▸ Action item
Give only the number of lines in these records that include "Execution".

▸ Exercise materials
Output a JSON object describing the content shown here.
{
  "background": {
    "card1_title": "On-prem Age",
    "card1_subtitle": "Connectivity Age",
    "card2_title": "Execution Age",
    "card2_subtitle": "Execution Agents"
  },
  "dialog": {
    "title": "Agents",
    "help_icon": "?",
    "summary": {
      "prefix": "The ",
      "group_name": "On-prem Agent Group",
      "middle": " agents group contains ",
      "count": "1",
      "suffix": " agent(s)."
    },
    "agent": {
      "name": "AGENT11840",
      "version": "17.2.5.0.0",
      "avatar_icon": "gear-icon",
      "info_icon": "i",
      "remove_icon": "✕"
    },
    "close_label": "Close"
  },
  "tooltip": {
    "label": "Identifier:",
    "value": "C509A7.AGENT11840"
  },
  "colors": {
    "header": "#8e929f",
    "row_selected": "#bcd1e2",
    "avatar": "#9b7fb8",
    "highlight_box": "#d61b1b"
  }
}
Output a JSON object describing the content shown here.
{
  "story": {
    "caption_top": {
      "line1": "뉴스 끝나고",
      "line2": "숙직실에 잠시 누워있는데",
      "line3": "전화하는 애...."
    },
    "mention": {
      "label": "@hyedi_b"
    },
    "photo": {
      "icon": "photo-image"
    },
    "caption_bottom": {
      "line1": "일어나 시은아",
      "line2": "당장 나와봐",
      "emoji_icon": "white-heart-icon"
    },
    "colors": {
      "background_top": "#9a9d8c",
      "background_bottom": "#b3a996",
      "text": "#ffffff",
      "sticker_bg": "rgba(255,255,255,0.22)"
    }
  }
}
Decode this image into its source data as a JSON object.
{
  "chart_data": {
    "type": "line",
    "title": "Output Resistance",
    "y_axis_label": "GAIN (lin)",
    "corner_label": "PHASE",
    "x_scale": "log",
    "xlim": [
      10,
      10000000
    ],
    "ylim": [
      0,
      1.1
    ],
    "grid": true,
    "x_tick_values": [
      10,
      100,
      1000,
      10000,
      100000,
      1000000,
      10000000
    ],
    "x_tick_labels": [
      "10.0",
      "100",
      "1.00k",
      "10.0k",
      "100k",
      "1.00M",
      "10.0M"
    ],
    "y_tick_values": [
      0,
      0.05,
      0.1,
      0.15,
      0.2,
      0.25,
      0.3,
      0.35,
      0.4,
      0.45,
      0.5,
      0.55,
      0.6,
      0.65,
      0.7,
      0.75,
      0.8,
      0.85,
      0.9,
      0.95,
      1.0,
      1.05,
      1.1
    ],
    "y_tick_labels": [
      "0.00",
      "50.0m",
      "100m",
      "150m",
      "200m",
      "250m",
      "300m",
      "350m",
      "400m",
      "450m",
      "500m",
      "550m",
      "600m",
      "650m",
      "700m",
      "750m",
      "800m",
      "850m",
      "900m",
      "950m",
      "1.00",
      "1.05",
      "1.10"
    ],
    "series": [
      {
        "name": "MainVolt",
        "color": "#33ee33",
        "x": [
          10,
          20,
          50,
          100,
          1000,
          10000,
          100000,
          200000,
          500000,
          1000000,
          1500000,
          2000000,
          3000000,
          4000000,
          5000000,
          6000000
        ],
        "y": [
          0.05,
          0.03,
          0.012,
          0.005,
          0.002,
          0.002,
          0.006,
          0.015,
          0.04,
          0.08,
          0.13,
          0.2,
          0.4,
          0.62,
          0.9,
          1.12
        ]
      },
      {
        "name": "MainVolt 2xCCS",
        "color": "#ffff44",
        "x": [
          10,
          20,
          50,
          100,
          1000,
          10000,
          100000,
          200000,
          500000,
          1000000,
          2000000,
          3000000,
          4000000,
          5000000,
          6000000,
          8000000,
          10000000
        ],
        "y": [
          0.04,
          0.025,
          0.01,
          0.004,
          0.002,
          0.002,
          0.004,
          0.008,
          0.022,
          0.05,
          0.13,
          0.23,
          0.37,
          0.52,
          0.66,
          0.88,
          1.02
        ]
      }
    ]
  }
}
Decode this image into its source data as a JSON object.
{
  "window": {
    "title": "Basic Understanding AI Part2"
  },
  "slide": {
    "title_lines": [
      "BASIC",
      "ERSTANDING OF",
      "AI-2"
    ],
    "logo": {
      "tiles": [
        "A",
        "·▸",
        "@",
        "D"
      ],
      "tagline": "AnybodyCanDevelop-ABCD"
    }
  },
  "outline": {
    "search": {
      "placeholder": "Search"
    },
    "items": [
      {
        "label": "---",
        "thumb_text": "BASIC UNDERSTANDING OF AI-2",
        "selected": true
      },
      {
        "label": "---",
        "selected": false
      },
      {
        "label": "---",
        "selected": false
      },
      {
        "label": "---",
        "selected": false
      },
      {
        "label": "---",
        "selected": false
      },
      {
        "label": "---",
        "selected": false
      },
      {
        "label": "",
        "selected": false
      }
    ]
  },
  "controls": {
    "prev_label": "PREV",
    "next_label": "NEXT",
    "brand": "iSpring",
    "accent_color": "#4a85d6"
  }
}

▸ Completed task
2